"There is the possibility that Wall Street and the banks and the affluent one percent stand to gain the most from this," Jack McCabe, a Florida-based real estate consultant, told the paper. "Meanwhile, lower-income Americans will lose their opportunity for the American dream of building wealth through owning a home."
"The investors are making it hard for a regular homeowner to buy a property," adds Robert Russotto, a Fort Lauderdale broker. "They are getting outbid by people with cash."
But investors and private equity firms remain undeterred. Some even sit glued to special computer software, waiting for deals and distressed homes to come on the market and swooping in to make cash offers.
A number of investors are not looking at these properties as things to flip once the price hits a certain level, but as sources of lucrative rental income for years to come.
One firm tells the Post it bought most of its houses in the Ft. Lauderdale area for between $60,000 and $70,000. Meanwhile, it charges rents in the range of $1,700/month, several times what a homeowner would pay each month in mortgage.

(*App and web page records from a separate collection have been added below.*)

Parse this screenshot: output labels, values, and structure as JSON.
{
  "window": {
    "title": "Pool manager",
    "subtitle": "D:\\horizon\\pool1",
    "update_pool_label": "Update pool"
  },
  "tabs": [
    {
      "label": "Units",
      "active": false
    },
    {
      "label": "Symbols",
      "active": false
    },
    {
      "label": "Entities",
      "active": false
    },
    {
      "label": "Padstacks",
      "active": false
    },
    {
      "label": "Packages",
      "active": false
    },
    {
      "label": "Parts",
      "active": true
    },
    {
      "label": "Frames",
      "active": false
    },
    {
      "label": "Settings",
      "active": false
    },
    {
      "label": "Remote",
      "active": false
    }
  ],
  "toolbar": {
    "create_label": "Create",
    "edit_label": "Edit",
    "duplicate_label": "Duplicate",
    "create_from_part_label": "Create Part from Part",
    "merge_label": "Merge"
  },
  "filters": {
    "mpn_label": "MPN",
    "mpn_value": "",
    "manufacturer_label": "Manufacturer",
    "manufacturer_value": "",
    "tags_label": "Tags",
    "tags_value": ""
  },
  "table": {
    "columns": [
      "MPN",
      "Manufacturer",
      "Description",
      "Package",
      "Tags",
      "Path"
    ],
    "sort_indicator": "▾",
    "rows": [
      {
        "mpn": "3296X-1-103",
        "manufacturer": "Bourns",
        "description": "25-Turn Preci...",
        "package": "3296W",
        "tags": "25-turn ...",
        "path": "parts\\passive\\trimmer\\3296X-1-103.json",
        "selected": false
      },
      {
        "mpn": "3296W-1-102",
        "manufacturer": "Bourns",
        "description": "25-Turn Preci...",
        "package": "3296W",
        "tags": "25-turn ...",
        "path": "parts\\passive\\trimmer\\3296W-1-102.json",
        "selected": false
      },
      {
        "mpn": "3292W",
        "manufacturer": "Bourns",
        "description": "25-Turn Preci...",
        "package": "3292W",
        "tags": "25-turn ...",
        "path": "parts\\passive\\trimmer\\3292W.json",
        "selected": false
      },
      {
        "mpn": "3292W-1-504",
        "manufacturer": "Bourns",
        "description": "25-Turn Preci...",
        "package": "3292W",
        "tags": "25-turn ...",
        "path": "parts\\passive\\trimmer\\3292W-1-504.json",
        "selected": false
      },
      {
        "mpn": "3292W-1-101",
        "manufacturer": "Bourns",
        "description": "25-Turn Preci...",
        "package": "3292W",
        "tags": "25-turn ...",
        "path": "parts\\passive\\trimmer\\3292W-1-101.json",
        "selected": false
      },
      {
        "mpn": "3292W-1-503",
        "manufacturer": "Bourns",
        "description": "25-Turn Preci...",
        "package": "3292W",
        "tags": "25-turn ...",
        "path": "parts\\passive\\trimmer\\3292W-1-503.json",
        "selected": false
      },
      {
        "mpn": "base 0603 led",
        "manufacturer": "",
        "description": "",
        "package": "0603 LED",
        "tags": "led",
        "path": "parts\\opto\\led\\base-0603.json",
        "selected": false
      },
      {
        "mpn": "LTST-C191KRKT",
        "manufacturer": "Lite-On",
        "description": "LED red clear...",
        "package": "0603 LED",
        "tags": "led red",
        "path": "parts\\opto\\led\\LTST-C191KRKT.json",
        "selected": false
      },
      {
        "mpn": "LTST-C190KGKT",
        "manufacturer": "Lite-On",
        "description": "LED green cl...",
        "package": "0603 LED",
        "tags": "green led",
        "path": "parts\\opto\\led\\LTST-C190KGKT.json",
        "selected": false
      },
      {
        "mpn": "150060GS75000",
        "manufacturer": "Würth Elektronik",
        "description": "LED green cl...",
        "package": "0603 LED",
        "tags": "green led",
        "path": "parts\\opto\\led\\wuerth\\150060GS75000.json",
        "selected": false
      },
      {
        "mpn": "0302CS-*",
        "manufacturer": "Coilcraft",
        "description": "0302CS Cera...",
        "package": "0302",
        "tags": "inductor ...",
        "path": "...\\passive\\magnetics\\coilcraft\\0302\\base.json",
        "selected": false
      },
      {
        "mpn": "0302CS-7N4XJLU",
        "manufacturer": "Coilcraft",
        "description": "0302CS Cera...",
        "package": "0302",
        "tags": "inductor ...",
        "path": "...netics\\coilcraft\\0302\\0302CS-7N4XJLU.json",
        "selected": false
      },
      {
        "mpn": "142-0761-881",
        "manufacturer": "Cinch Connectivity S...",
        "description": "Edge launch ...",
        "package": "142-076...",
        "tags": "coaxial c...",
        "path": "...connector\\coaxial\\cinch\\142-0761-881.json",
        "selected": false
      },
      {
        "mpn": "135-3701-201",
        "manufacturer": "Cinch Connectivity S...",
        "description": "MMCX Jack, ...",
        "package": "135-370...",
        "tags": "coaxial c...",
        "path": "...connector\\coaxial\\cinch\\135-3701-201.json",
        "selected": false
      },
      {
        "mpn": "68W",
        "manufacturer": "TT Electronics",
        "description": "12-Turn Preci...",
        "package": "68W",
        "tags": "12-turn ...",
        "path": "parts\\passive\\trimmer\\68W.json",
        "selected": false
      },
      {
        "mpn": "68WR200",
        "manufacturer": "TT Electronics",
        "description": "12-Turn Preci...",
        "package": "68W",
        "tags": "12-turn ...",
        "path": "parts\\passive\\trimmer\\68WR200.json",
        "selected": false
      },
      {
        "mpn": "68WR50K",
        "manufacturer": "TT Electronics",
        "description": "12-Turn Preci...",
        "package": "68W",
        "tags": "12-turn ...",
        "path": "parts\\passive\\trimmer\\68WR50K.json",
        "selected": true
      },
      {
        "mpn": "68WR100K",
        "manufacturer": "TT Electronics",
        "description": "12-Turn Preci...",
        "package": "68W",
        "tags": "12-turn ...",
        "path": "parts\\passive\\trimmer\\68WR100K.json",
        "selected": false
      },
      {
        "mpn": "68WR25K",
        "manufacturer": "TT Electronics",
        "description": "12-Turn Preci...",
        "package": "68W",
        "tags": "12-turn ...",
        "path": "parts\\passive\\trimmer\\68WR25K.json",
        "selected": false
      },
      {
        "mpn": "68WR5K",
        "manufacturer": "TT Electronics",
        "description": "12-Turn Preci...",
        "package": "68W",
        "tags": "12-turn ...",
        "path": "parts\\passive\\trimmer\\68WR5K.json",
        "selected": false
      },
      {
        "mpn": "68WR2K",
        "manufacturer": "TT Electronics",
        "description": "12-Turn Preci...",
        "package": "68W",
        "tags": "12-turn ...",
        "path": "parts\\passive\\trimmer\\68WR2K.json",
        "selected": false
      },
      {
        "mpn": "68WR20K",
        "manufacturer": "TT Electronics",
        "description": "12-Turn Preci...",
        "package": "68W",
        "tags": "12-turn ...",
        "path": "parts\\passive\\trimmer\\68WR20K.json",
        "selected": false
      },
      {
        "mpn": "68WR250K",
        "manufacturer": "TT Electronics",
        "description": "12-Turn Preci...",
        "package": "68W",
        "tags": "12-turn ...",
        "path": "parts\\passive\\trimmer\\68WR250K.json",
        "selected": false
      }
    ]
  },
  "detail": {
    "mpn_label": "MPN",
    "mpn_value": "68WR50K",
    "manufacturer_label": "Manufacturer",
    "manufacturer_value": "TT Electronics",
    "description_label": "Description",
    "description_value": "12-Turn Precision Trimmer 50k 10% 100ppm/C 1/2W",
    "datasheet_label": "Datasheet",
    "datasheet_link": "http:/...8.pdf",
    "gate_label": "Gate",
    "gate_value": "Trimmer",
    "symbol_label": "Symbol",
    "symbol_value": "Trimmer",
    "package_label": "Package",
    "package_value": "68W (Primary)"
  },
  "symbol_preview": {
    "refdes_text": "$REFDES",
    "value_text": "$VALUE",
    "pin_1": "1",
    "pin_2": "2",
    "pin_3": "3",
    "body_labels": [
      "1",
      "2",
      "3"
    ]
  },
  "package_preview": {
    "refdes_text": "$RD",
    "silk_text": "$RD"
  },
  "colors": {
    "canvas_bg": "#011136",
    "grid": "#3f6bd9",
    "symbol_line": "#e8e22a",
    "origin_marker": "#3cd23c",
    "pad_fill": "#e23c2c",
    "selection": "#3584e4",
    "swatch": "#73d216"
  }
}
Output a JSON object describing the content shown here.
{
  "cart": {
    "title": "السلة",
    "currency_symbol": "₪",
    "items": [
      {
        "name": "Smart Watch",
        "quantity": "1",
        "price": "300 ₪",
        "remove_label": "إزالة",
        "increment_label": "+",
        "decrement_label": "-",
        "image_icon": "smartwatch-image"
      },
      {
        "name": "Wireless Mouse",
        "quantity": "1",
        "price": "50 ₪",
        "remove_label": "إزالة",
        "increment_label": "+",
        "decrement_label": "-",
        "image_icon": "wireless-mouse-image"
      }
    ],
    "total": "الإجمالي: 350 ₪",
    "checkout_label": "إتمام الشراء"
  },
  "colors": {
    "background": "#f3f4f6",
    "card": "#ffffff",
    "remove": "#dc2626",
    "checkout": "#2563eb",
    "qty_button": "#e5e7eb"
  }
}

Though the real estate markets in Miami and surrounding areas continue to improve on paper, other economic indicators in the area aren't as good. The county's unemployment rate stood at 9.2 percent last month.